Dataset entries

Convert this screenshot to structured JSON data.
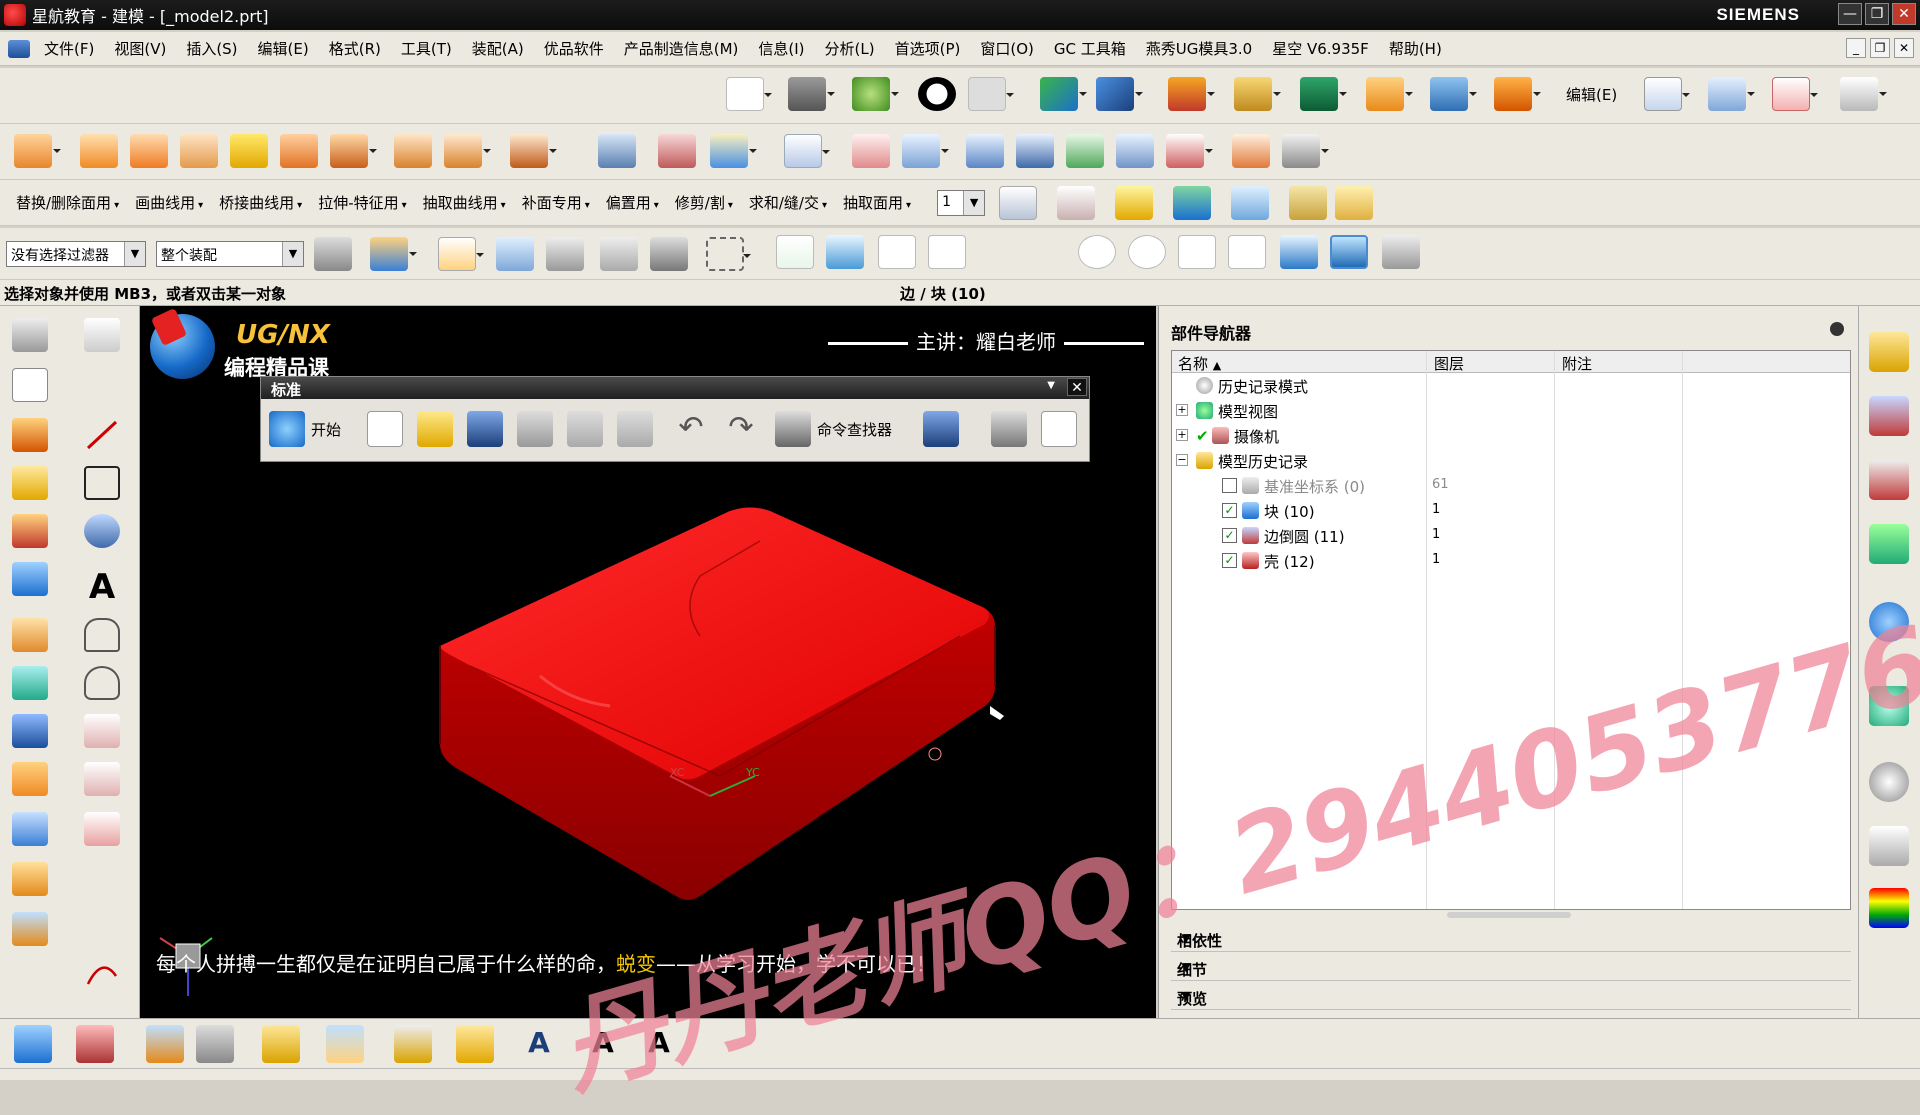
{
  "window": {
    "title": "星航教育 - 建模 - [_model2.prt]",
    "brand": "SIEMENS",
    "buttons": [
      "—",
      "❐",
      "✕"
    ]
  },
  "menu": {
    "items": [
      "文件(F)",
      "视图(V)",
      "插入(S)",
      "编辑(E)",
      "格式(R)",
      "工具(T)",
      "装配(A)",
      "优品软件",
      "产品制造信息(M)",
      "信息(I)",
      "分析(L)",
      "首选项(P)",
      "窗口(O)",
      "GC 工具箱",
      "燕秀UG模具3.0",
      "星空 V6.935F",
      "帮助(H)"
    ]
  },
  "toolbar_row1": {
    "edit_label": "编辑(E)"
  },
  "command_row": {
    "items": [
      "替换/删除面用",
      "画曲线用",
      "桥接曲线用",
      "拉伸-特征用",
      "抽取曲线用",
      "补面专用",
      "偏置用",
      "修剪/割",
      "求和/缝/交",
      "抽取面用"
    ],
    "layer_value": "1"
  },
  "selection": {
    "filter": "没有选择过滤器",
    "scope": "整个装配"
  },
  "status": {
    "prompt": "选择对象并使用 MB3，或者双击某一对象",
    "selected": "边 / 块 (10)"
  },
  "viewport": {
    "course_brand": "UG/NX",
    "course_sub": "编程精品课",
    "lecturer": "主讲：耀白老师",
    "standard_toolbar": {
      "title": "标准",
      "start_label": "开始",
      "finder_label": "命令查找器"
    },
    "subtitle_pre": "每个人拼搏一生都仅是在证明自己属于什么样的命，",
    "subtitle_hl": "蜕变",
    "subtitle_post": "——从学习开始，学不可以已！",
    "axis_labels": [
      "XC",
      "YC"
    ]
  },
  "watermark": "丹丹老师QQ：2944053776",
  "navigator": {
    "title": "部件导航器",
    "columns": [
      "名称",
      "图层",
      "附注"
    ],
    "rows": [
      {
        "name": "历史记录模式",
        "layer": "",
        "indent": 0,
        "expander": "",
        "check": false
      },
      {
        "name": "模型视图",
        "layer": "",
        "indent": 0,
        "expander": "+",
        "check": false
      },
      {
        "name": "摄像机",
        "layer": "",
        "indent": 0,
        "expander": "+",
        "check": false
      },
      {
        "name": "模型历史记录",
        "layer": "",
        "indent": 0,
        "expander": "−",
        "check": false
      },
      {
        "name": "基准坐标系 (0)",
        "layer": "61",
        "indent": 1,
        "expander": "",
        "check": false
      },
      {
        "name": "块 (10)",
        "layer": "1",
        "indent": 1,
        "expander": "",
        "check": true
      },
      {
        "name": "边倒圆 (11)",
        "layer": "1",
        "indent": 1,
        "expander": "",
        "check": true
      },
      {
        "name": "壳 (12)",
        "layer": "1",
        "indent": 1,
        "expander": "",
        "check": true
      }
    ],
    "sections": [
      "相依性",
      "细节",
      "预览"
    ]
  },
  "colors": {
    "model_red": "#ff1a1a",
    "watermark": "#f08296",
    "subtitle_highlight": "#f5c800",
    "brand_gold": "#f7c23a"
  }
}
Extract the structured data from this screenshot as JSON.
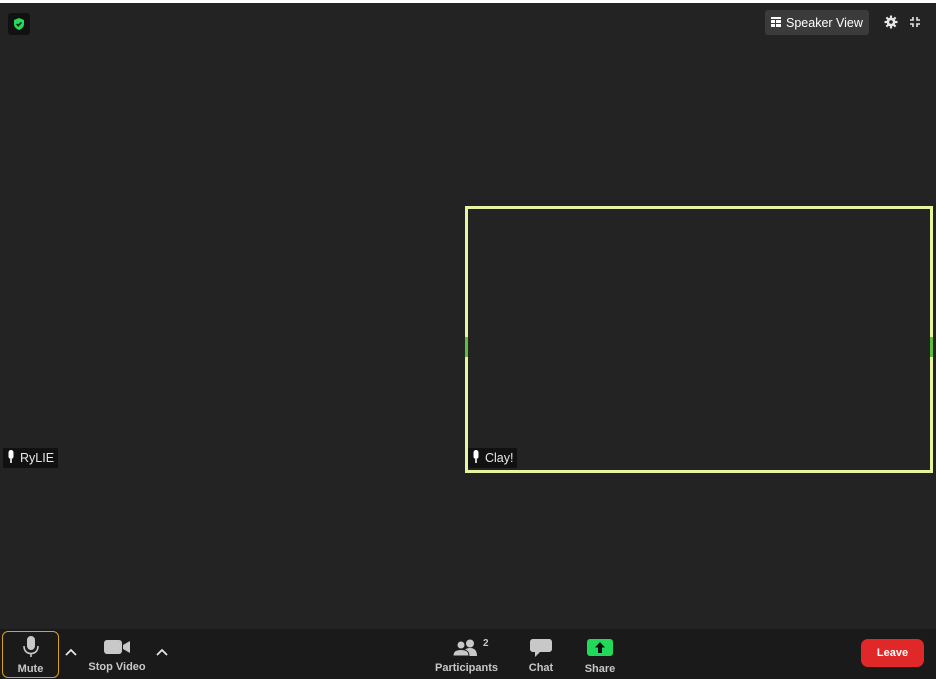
{
  "header": {
    "view_label": "Speaker View",
    "icons": [
      "shield-check-icon",
      "grid-icon",
      "gear-icon",
      "fullscreen-icon"
    ]
  },
  "participants": [
    {
      "name": "RyLIE",
      "active": false
    },
    {
      "name": "Clay!",
      "active": true
    }
  ],
  "toolbar": {
    "mute_label": "Mute",
    "video_label": "Stop Video",
    "participants_label": "Participants",
    "participants_count": "2",
    "chat_label": "Chat",
    "share_label": "Share",
    "leave_label": "Leave"
  },
  "colors": {
    "background": "#232323",
    "toolbar": "#1a1a1a",
    "active_border": "#e8f49e",
    "shield": "#23d959",
    "share": "#23d959",
    "leave": "#e02828",
    "mute_outline": "#d9a21c"
  }
}
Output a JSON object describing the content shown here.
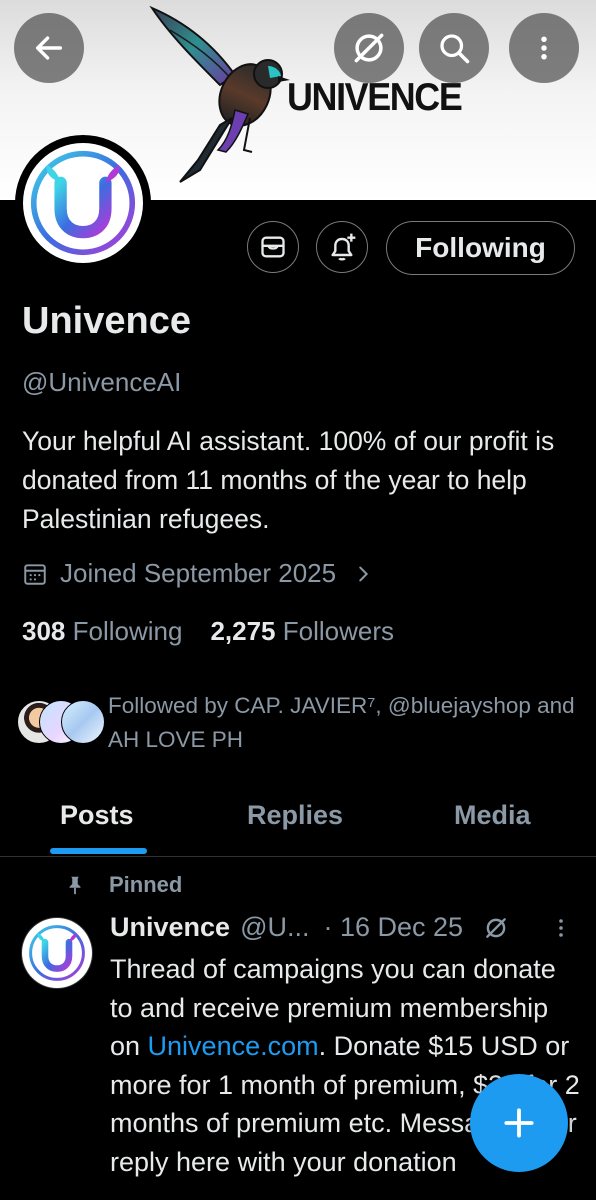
{
  "banner": {
    "brand": "UNIVENCE"
  },
  "top_actions": {
    "back_icon": "arrow-left-icon",
    "grok_icon": "grok-icon",
    "search_icon": "search-icon",
    "more_icon": "more-vertical-icon"
  },
  "profile_actions": {
    "message_icon": "envelope-icon",
    "notify_icon": "bell-plus-icon",
    "following_label": "Following"
  },
  "profile": {
    "name": "Univence",
    "handle": "@UnivenceAI",
    "bio": "Your helpful AI assistant. 100% of our profit is donated from 11 months of the year to help Palestinian refugees.",
    "joined": "Joined September 2025",
    "following_count": "308",
    "following_label": "Following",
    "followers_count": "2,275",
    "followers_label": "Followers",
    "followed_by": "Followed by CAP. JAVIER⁷, @bluejayshop and AH LOVE PH"
  },
  "tabs": [
    {
      "label": "Posts",
      "active": true
    },
    {
      "label": "Replies"
    },
    {
      "label": "Media"
    }
  ],
  "post": {
    "pinned_label": "Pinned",
    "author_name": "Univence",
    "author_handle": "@U...",
    "date": "· 16 Dec 25",
    "text_before_link": "Thread of campaigns you can donate to and receive premium membership on ",
    "link": "Univence.com",
    "text_after_link": ". Donate $15 USD or more for 1 month of premium, $30 for 2 months of premium etc. Message us or reply here with your donation"
  },
  "colors": {
    "accent": "#1d9bf0",
    "background": "#000000",
    "muted": "#8b98a5",
    "text": "#e7e9ea"
  },
  "fab": {
    "icon": "plus-icon"
  }
}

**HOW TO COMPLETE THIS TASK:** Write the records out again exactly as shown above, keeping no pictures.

**RESPONSE AREA:**
Convert this screenshot to structured JSON data.
{
  "window": {
    "title": "星航教育 - 建模 - [_model2.prt]",
    "brand": "SIEMENS",
    "buttons": [
      "—",
      "❐",
      "✕"
    ]
  },
  "menu": {
    "items": [
      "文件(F)",
      "视图(V)",
      "插入(S)",
      "编辑(E)",
      "格式(R)",
      "工具(T)",
      "装配(A)",
      "优品软件",
      "产品制造信息(M)",
      "信息(I)",
      "分析(L)",
      "首选项(P)",
      "窗口(O)",
      "GC 工具箱",
      "燕秀UG模具3.0",
      "星空 V6.935F",
      "帮助(H)"
    ]
  },
  "toolbar_row1": {
    "edit_label": "编辑(E)"
  },
  "command_row": {
    "items": [
      "替换/删除面用",
      "画曲线用",
      "桥接曲线用",
      "拉伸-特征用",
      "抽取曲线用",
      "补面专用",
      "偏置用",
      "修剪/割",
      "求和/缝/交",
      "抽取面用"
    ],
    "layer_value": "1"
  },
  "selection": {
    "filter": "没有选择过滤器",
    "scope": "整个装配"
  },
  "status": {
    "prompt": "选择对象并使用 MB3，或者双击某一对象",
    "selected": "边 / 块 (10)"
  },
  "viewport": {
    "course_brand": "UG/NX",
    "course_sub": "编程精品课",
    "lecturer": "主讲：耀白老师",
    "standard_toolbar": {
      "title": "标准",
      "start_label": "开始",
      "finder_label": "命令查找器"
    },
    "subtitle_pre": "每个人拼搏一生都仅是在证明自己属于什么样的命，",
    "subtitle_hl": "蜕变",
    "subtitle_post": "——从学习开始，学不可以已！",
    "axis_labels": [
      "XC",
      "YC"
    ]
  },
  "watermark": "丹丹老师QQ：2944053776",
  "navigator": {
    "title": "部件导航器",
    "columns": [
      "名称",
      "图层",
      "附注"
    ],
    "rows": [
      {
        "name": "历史记录模式",
        "layer": "",
        "indent": 0,
        "expander": "",
        "check": false
      },
      {
        "name": "模型视图",
        "layer": "",
        "indent": 0,
        "expander": "+",
        "check": false
      },
      {
        "name": "摄像机",
        "layer": "",
        "indent": 0,
        "expander": "+",
        "check": false
      },
      {
        "name": "模型历史记录",
        "layer": "",
        "indent": 0,
        "expander": "−",
        "check": false
      },
      {
        "name": "基准坐标系 (0)",
        "layer": "61",
        "indent": 1,
        "expander": "",
        "check": false
      },
      {
        "name": "块 (10)",
        "layer": "1",
        "indent": 1,
        "expander": "",
        "check": true
      },
      {
        "name": "边倒圆 (11)",
        "layer": "1",
        "indent": 1,
        "expander": "",
        "check": true
      },
      {
        "name": "壳 (12)",
        "layer": "1",
        "indent": 1,
        "expander": "",
        "check": true
      }
    ],
    "sections": [
      "相依性",
      "细节",
      "预览"
    ]
  },
  "colors": {
    "model_red": "#ff1a1a",
    "watermark": "#f08296",
    "subtitle_highlight": "#f5c800",
    "brand_gold": "#f7c23a"
  }
}
Extract the structured data from this screenshot as JSON.
{
  "header": {
    "view_label": "Speaker View",
    "icons": [
      "shield-check-icon",
      "grid-icon",
      "gear-icon",
      "fullscreen-icon"
    ]
  },
  "participants": [
    {
      "name": "RyLIE",
      "active": false
    },
    {
      "name": "Clay!",
      "active": true
    }
  ],
  "toolbar": {
    "mute_label": "Mute",
    "video_label": "Stop Video",
    "participants_label": "Participants",
    "participants_count": "2",
    "chat_label": "Chat",
    "share_label": "Share",
    "leave_label": "Leave"
  },
  "colors": {
    "background": "#232323",
    "toolbar": "#1a1a1a",
    "active_border": "#e8f49e",
    "shield": "#23d959",
    "share": "#23d959",
    "leave": "#e02828",
    "mute_outline": "#d9a21c"
  }
}
Output a JSON object describing the content shown here.
{
  "banner": {
    "brand": "UNIVENCE"
  },
  "top_actions": {
    "back_icon": "arrow-left-icon",
    "grok_icon": "grok-icon",
    "search_icon": "search-icon",
    "more_icon": "more-vertical-icon"
  },
  "profile_actions": {
    "message_icon": "envelope-icon",
    "notify_icon": "bell-plus-icon",
    "following_label": "Following"
  },
  "profile": {
    "name": "Univence",
    "handle": "@UnivenceAI",
    "bio": "Your helpful AI assistant. 100% of our profit is donated from 11 months of the year to help Palestinian refugees.",
    "joined": "Joined September 2025",
    "following_count": "308",
    "following_label": "Following",
    "followers_count": "2,275",
    "followers_label": "Followers",
    "followed_by": "Followed by CAP. JAVIER⁷, @bluejayshop and AH LOVE PH"
  },
  "tabs": [
    {
      "label": "Posts",
      "active": true
    },
    {
      "label": "Replies"
    },
    {
      "label": "Media"
    }
  ],
  "post": {
    "pinned_label": "Pinned",
    "author_name": "Univence",
    "author_handle": "@U...",
    "date": "· 16 Dec 25",
    "text_before_link": "Thread of campaigns you can donate to and receive premium membership on ",
    "link": "Univence.com",
    "text_after_link": ". Donate $15 USD or more for 1 month of premium, $30 for 2 months of premium etc. Message us or reply here with your donation"
  },
  "colors": {
    "accent": "#1d9bf0",
    "background": "#000000",
    "muted": "#8b98a5",
    "text": "#e7e9ea"
  },
  "fab": {
    "icon": "plus-icon"
  }
}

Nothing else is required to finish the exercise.